executive summary template for proposal

example of executive summary for assignment

project management executive summary template

executive summary template ppt

    Your intended audience

    Knowing your audience is important, and it will differ between your sales pitch, executive summary, and full business plan. It is meant to serve a few potential purposes:

    • To be read by others in order to determine if they need to read your full business report. This can be those who are experts in the subject you are writing about and just need a broad summary of your longer report.
    • To be read by those want to see if the full report would be of interest or relevant to them.
    • To be read by those who don’t want to go through the entire report. This is the group that you need to be concerned with the most, and what you put in your executive summary needs to be clear and of interest.

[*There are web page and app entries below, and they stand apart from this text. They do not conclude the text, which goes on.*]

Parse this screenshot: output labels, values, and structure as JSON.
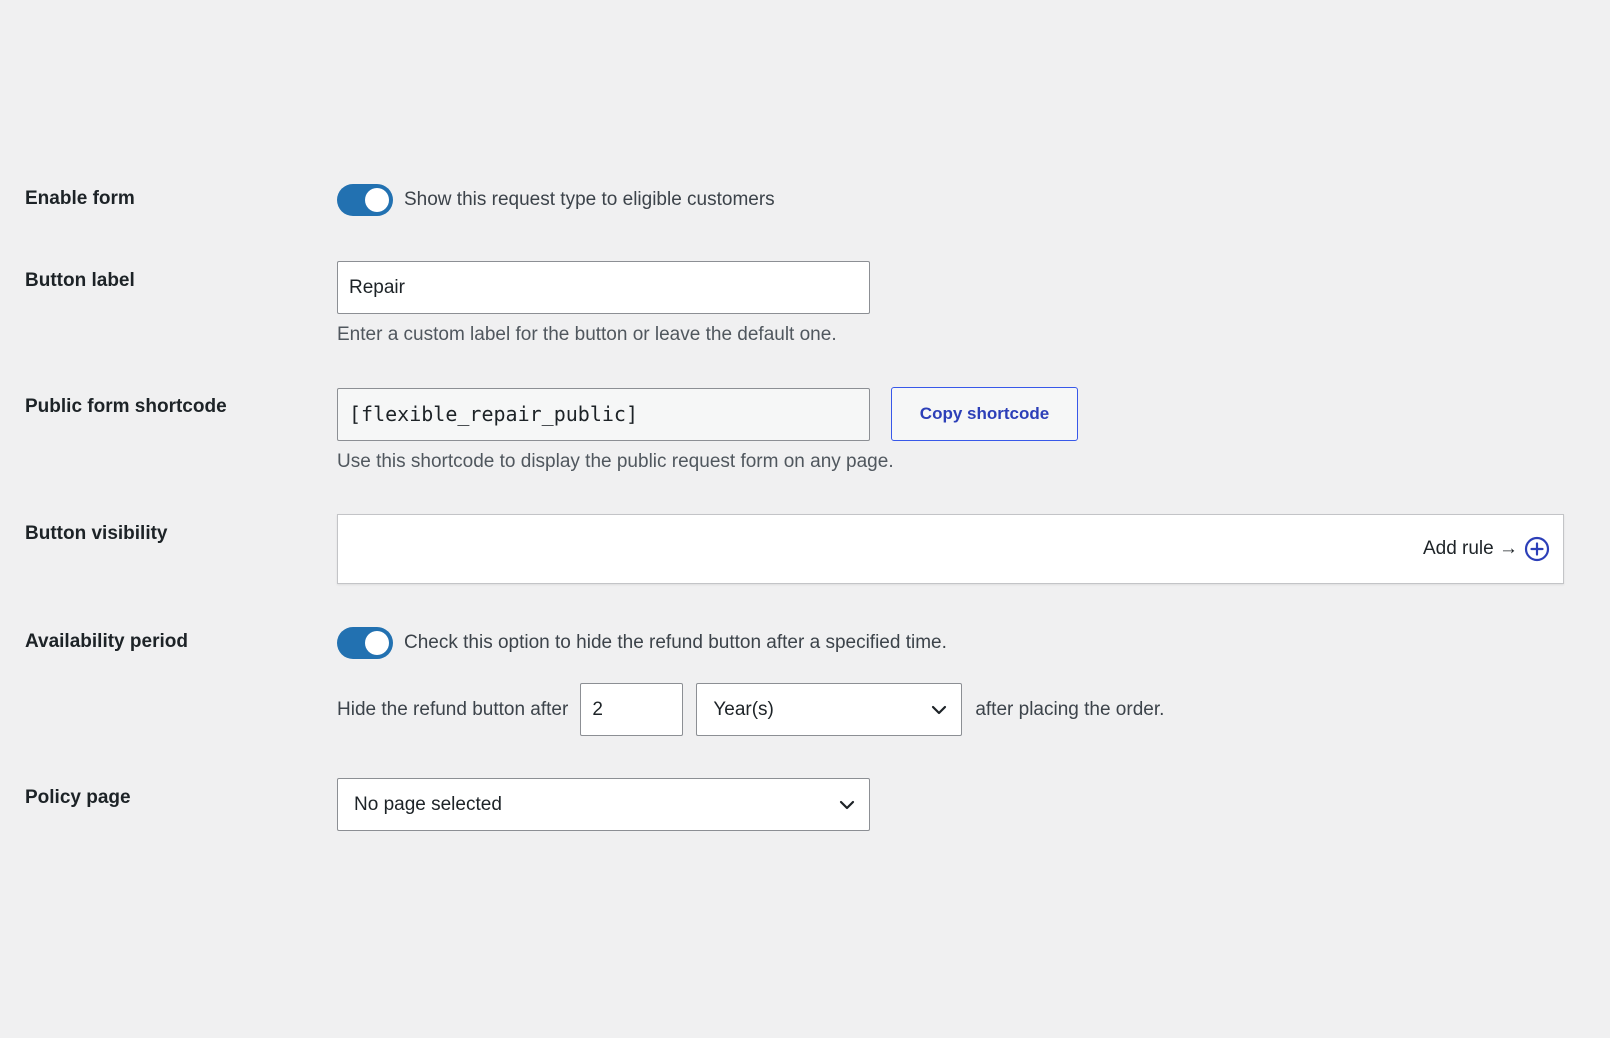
{
  "colors": {
    "toggle_on": "#2271b1",
    "link_blue": "#2c3fb8",
    "background": "#f0f0f1"
  },
  "enable_form": {
    "label": "Enable form",
    "toggle_state": "on",
    "toggle_text": "Show this request type to eligible customers"
  },
  "button_label": {
    "label": "Button label",
    "value": "Repair",
    "help": "Enter a custom label for the button or leave the default one."
  },
  "shortcode": {
    "label": "Public form shortcode",
    "value": "[flexible_repair_public]",
    "copy_button": "Copy shortcode",
    "help": "Use this shortcode to display the public request form on any page."
  },
  "button_visibility": {
    "label": "Button visibility",
    "add_rule": "Add rule →",
    "add_icon": "plus-circle-icon"
  },
  "availability": {
    "label": "Availability period",
    "toggle_state": "on",
    "toggle_text": "Check this option to hide the refund button after a specified time.",
    "prefix": "Hide the refund button after",
    "number": "2",
    "unit": "Year(s)",
    "suffix": "after placing the order."
  },
  "policy_page": {
    "label": "Policy page",
    "selected": "No page selected"
  }
}
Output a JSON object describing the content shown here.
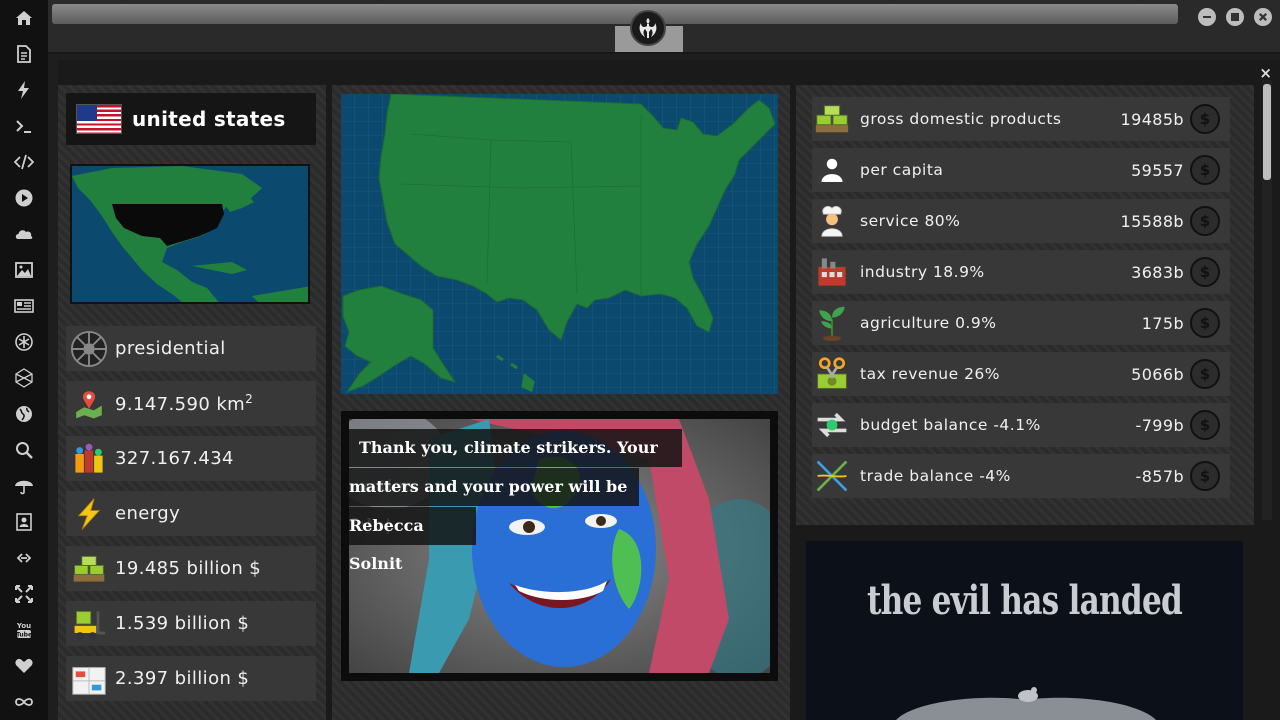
{
  "app": {
    "logo_icon": "rebel-alliance-icon"
  },
  "window": {
    "minimize": "minimize-icon",
    "maximize": "maximize-icon",
    "close": "close-icon"
  },
  "panel": {
    "close_label": "×"
  },
  "rail": [
    "home-icon",
    "document-icon",
    "lightning-icon",
    "terminal-icon",
    "code-icon",
    "play-icon",
    "cloud-icon",
    "image-icon",
    "newspaper-icon",
    "asterisk-icon",
    "hexagon-icon",
    "globe-icon",
    "search-icon",
    "umbrella-icon",
    "contact-icon",
    "link-icon",
    "expand-icon",
    "youtube-icon",
    "heart-icon",
    "infinity-icon"
  ],
  "country": {
    "name": "united states",
    "stats": [
      {
        "icon": "empire-emblem-icon",
        "text": "presidential"
      },
      {
        "icon": "map-pin-icon",
        "text": "9.147.590 km",
        "sup": "2"
      },
      {
        "icon": "population-icon",
        "text": "327.167.434"
      },
      {
        "icon": "energy-bolt-icon",
        "text": "energy"
      },
      {
        "icon": "money-stack-icon",
        "text": "19.485 billion $"
      },
      {
        "icon": "forklift-money-icon",
        "text": "1.539 billion $"
      },
      {
        "icon": "boxes-icon",
        "text": "2.397 billion $"
      }
    ]
  },
  "news": {
    "lines": [
      "Thank you, climate strikers. Your action",
      "matters and your power will be felt |",
      "Rebecca Solnit"
    ]
  },
  "economy": [
    {
      "icon": "money-stack-icon",
      "label": "gross domestic products",
      "value": "19485b"
    },
    {
      "icon": "person-icon",
      "label": "per capita",
      "value": "59557"
    },
    {
      "icon": "chef-icon",
      "label": "service 80%",
      "value": "15588b"
    },
    {
      "icon": "factory-icon",
      "label": "industry 18.9%",
      "value": "3683b"
    },
    {
      "icon": "plant-icon",
      "label": "agriculture 0.9%",
      "value": "175b"
    },
    {
      "icon": "scissors-money-icon",
      "label": "tax revenue 26%",
      "value": "5066b"
    },
    {
      "icon": "balance-arrows-icon",
      "label": "budget balance -4.1%",
      "value": "-799b"
    },
    {
      "icon": "trade-cross-icon",
      "label": "trade balance -4%",
      "value": "-857b"
    }
  ],
  "coin_symbol": "$",
  "promo": {
    "title": "the evil has landed"
  },
  "colors": {
    "map_ocean": "#0b4a6e",
    "map_land": "#22803f",
    "accent_dark": "#111111"
  }
}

    When you think about your intended audience, think about who you want to read your summary and why.

    What your audience needs to know

    Now that you know who your target audience is, start thinking about what it is that they need to know, or what you want then to do after reading your summary. This can fall under 2 sections.

    First, decide whether your executive summary is meant to have people take action or if it’s for informational purposes only. Second, decide what key messages you want them to remember once they have read the summary. Always keep your intended audience in mind when writing your executive summary. If your audience is people who know a good deal about your project, you want to keep it simple and provide new or relevant points. If you are presenting your summary to a group of journalists, you will need to give as much information as possible. Remember, it’s a summary of your business plan and should talk about key points without getting yourself bogged down in details. Leave the details for the larger report.

    Frequently Asked Questions

    How should an executive summary be concluded?

    The conclusion should be used to recap findings, propose solutions to a problem, or make recommendations. If you want the audience to make a decision, make sure there is a call to action section.

    What is the best way to summarize?

    There are some basic tips to create a good summary of your information:
    • Always use your own words
    • Only use points that are most relevant, and use key phrases and words
    • Make sure the summary is much shorter than the original report
    • Make sure to include source references
    • Don’t include details that are unnecessary, such as supporting information.

    How long should an executive summary be?

    It should be 1 to 3 pages or 5 to 10% of the original business plan.